What I found at the Halftime Institute Launch Event in Dallas that October was a small group of other authentic marketplace leaders who were processing through the same thing as me, at both head and heart levels. The conversations were transparent and rich as we worked together through the day and a half, gaining increasing clarity around what it was God might have for each of us. I left Dallas with a solid game plan that included a draft mission statement to guide me, and a roadmap and milestones to work toward…as well as a Halftime Coach to help me.

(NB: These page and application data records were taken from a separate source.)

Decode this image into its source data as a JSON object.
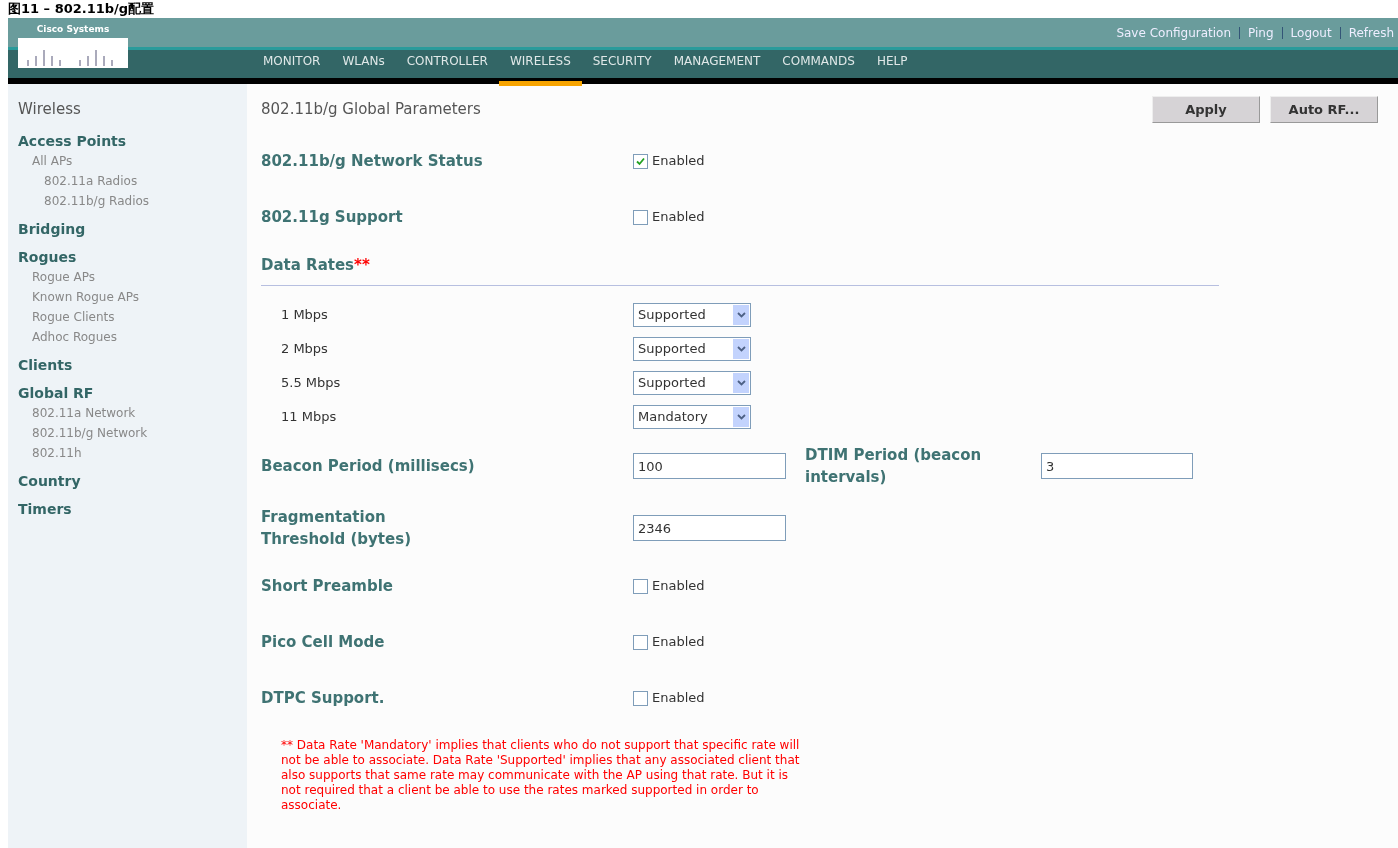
{
  "caption": "图11 – 802.11b/g配置",
  "logo": {
    "text": "Cisco Systems"
  },
  "top_links": [
    "Save Configuration",
    "Ping",
    "Logout",
    "Refresh"
  ],
  "nav": [
    {
      "label": "MONITOR",
      "selected": false
    },
    {
      "label": "WLANs",
      "selected": false
    },
    {
      "label": "CONTROLLER",
      "selected": false
    },
    {
      "label": "WIRELESS",
      "selected": true
    },
    {
      "label": "SECURITY",
      "selected": false
    },
    {
      "label": "MANAGEMENT",
      "selected": false
    },
    {
      "label": "COMMANDS",
      "selected": false
    },
    {
      "label": "HELP",
      "selected": false
    }
  ],
  "sidebar": {
    "title": "Wireless",
    "items": [
      {
        "label": "Access Points",
        "children": [
          {
            "label": "All APs",
            "children": [
              {
                "label": "802.11a Radios"
              },
              {
                "label": "802.11b/g Radios"
              }
            ]
          }
        ]
      },
      {
        "label": "Bridging"
      },
      {
        "label": "Rogues",
        "children": [
          {
            "label": "Rogue APs"
          },
          {
            "label": "Known Rogue APs"
          },
          {
            "label": "Rogue Clients"
          },
          {
            "label": "Adhoc Rogues"
          }
        ]
      },
      {
        "label": "Clients"
      },
      {
        "label": "Global RF",
        "children": [
          {
            "label": "802.11a Network"
          },
          {
            "label": "802.11b/g Network"
          },
          {
            "label": "802.11h"
          }
        ]
      },
      {
        "label": "Country"
      },
      {
        "label": "Timers"
      }
    ]
  },
  "page_title": "802.11b/g Global Parameters",
  "buttons": [
    "Apply",
    "Auto RF..."
  ],
  "fields": [
    {
      "kind": "checkbox",
      "label": "802.11b/g Network Status",
      "option": "Enabled",
      "checked": true
    },
    {
      "kind": "checkbox",
      "label": "802.11g Support",
      "option": "Enabled",
      "checked": false
    },
    {
      "kind": "section",
      "label": "Data Rates",
      "mark": "**"
    },
    {
      "kind": "select",
      "label": "1 Mbps",
      "value": "Supported"
    },
    {
      "kind": "select",
      "label": "2 Mbps",
      "value": "Supported"
    },
    {
      "kind": "select",
      "label": "5.5 Mbps",
      "value": "Supported"
    },
    {
      "kind": "select",
      "label": "11 Mbps",
      "value": "Mandatory"
    },
    {
      "kind": "input_pair",
      "label": "Beacon Period (millisecs)",
      "value": "100",
      "label2": "DTIM Period (beacon intervals)",
      "value2": "3"
    },
    {
      "kind": "input",
      "label": "Fragmentation Threshold (bytes)",
      "value": "2346"
    },
    {
      "kind": "checkbox",
      "label": "Short Preamble",
      "option": "Enabled",
      "checked": false
    },
    {
      "kind": "checkbox",
      "label": "Pico Cell Mode",
      "option": "Enabled",
      "checked": false
    },
    {
      "kind": "checkbox",
      "label": "DTPC Support.",
      "option": "Enabled",
      "checked": false
    }
  ],
  "note": "** Data Rate 'Mandatory' implies that clients who do not support that specific rate will not be able to associate. Data Rate 'Supported' implies that any associated client that also supports that same rate may communicate with the AP using that rate. But it is not required that a client be able to use the rates marked supported in order to associate."
}
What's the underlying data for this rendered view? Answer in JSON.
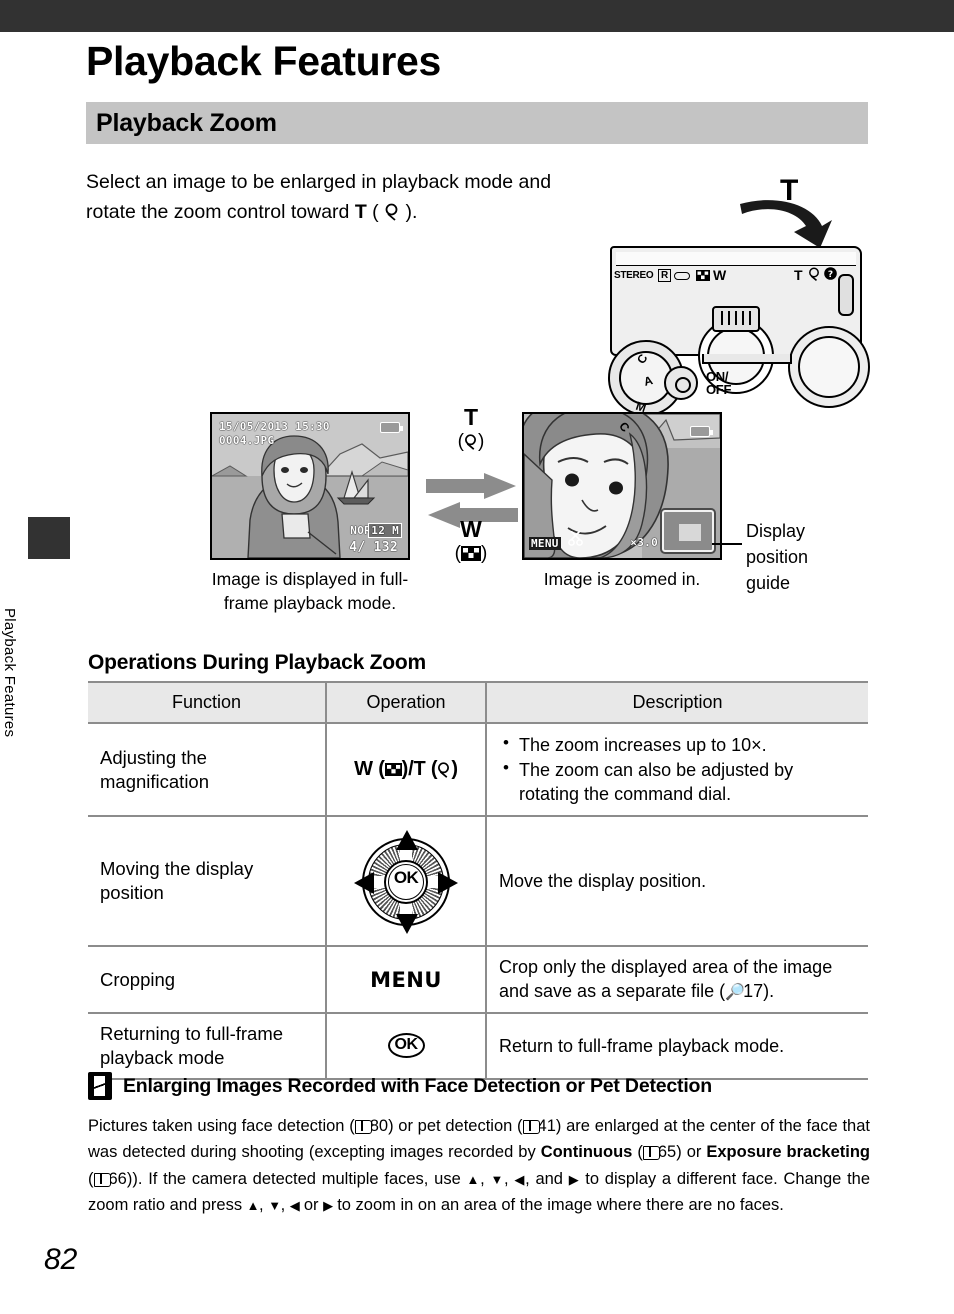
{
  "page": {
    "number": "82",
    "sidebar_vertical_label": "Playback Features",
    "title": "Playback Features",
    "section_band": "Playback Zoom"
  },
  "intro": {
    "line1": "Select an image to be enlarged in playback mode and",
    "line2_pre": "rotate the zoom control toward ",
    "line2_key": "T",
    "line2_post": " (",
    "line2_icon": "magnifier-icon",
    "line2_end": ").",
    "camera_label_T": "T"
  },
  "camera": {
    "labels": {
      "stereo": "STEREO",
      "r_mark": "R",
      "wide": "W",
      "tele": "T",
      "onoff": "ON/\nOFF",
      "mode_m": "M",
      "mode_a": "A",
      "mode_c": "C",
      "thumb_icon": "thumbnail-grid-icon",
      "magnifier_icon": "magnifier-icon",
      "help_icon": "help-question-icon"
    },
    "rotate_arrow": "curved-rotate-arrow-icon"
  },
  "diagram": {
    "lcd_full": {
      "datetime": "15/05/2013  15:30",
      "filename": "0004.JPG",
      "quality": "NORM",
      "size_badge": "12 M",
      "counter": "4/ 132"
    },
    "lcd_zoom": {
      "menu_key": "MENU",
      "crop_icon": "crop-scissors-icon",
      "zoom_ratio": "×3.0",
      "guide_icon": "display-position-guide-icon"
    },
    "tele_label": {
      "key": "T",
      "icon_text": "(Q)"
    },
    "wide_label": {
      "key": "W",
      "icon_text": "(⬚)"
    },
    "caption_left_l1": "Image is displayed in full-",
    "caption_left_l2": "frame playback mode.",
    "caption_right": "Image is zoomed in.",
    "guide_label_l1": "Display",
    "guide_label_l2": "position",
    "guide_label_l3": "guide"
  },
  "operations": {
    "heading": "Operations During Playback Zoom",
    "columns": [
      "Function",
      "Operation",
      "Description"
    ],
    "rows": [
      {
        "function": "Adjusting the\nmagnification",
        "operation_type": "wt-keys",
        "operation_w": "W",
        "operation_t": "T",
        "description_bullets": [
          "The zoom increases up to 10×.",
          "The zoom can also be adjusted by rotating the command dial."
        ]
      },
      {
        "function": "Moving the display\nposition",
        "operation_type": "multi-selector",
        "operation_label": "OK",
        "description": "Move the display position."
      },
      {
        "function": "Cropping",
        "operation_type": "menu-key",
        "operation_label": "MENU",
        "description_pre": "Crop only the displayed area of the image and save as a separate file (",
        "description_ref": "17",
        "description_post": ")."
      },
      {
        "function": "Returning to full-frame\nplayback mode",
        "operation_type": "ok-key",
        "operation_label": "OK",
        "description": "Return to full-frame playback mode."
      }
    ]
  },
  "note": {
    "icon": "pencil-note-icon",
    "title": "Enlarging Images Recorded with Face Detection or Pet Detection",
    "t1": "Pictures taken using face detection (",
    "ref1": "80",
    "t2": ") or pet detection (",
    "ref2": "41",
    "t3": ") are enlarged at the center of the face that was detected during shooting (excepting images recorded by ",
    "b1": "Continuous",
    "t4": " (",
    "ref3": "65",
    "t5": ") or ",
    "b2": "Exposure bracketing",
    "t6": " (",
    "ref4": "66",
    "t7": ")). If the camera detected multiple faces, use ",
    "t8": ", and ",
    "t9": " to display a different face. Change the zoom ratio and press ",
    "t10": " or ",
    "t11": " to zoom in on an area of the image where there are no faces."
  },
  "colors": {
    "header_bar": "#323232",
    "band": "#c4c4c4",
    "table_header": "#e8e8e8",
    "rule": "#8c8c8c",
    "lcd_bg": "#bfbfbf",
    "arrow_gray": "#8c8c8c"
  }
}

The one-on-one coaching conversations were invaluable; my Halftime Coach had personally experienced the Halftime journey and seemed to know the right questions to ask at just the right time. He was also encouraging me and holding me accountable for the actions I wanted to take as I continued moving forward. Through it all, he cultivated a dialog and friendship as we walked together in the months that followed, which enabled me to go even deeper in my own awareness of what was important. Relationships. Relationships with God, with Pat and our family, and having a genuine love for others. Becoming more sensitive to Pat’s dreams and desires for the future…beginning the process of really listening, versus charging off to the next set of goals & achievements and therefore missing the relational aspect of life. And the freedom to step into the future, seeking God’s calling and living out His design, eventually leading me to helping others navigate their own Halftime journey.
Steve’s story may resonate with you and the unique journey you are on currently. If so, don’t do it alone. Join with a small group of like-minded individuals and begin to figure out what God has for you next. Contact Rhonda Kehlbeck at 972-841-7952 or firstname.lastname@example.org.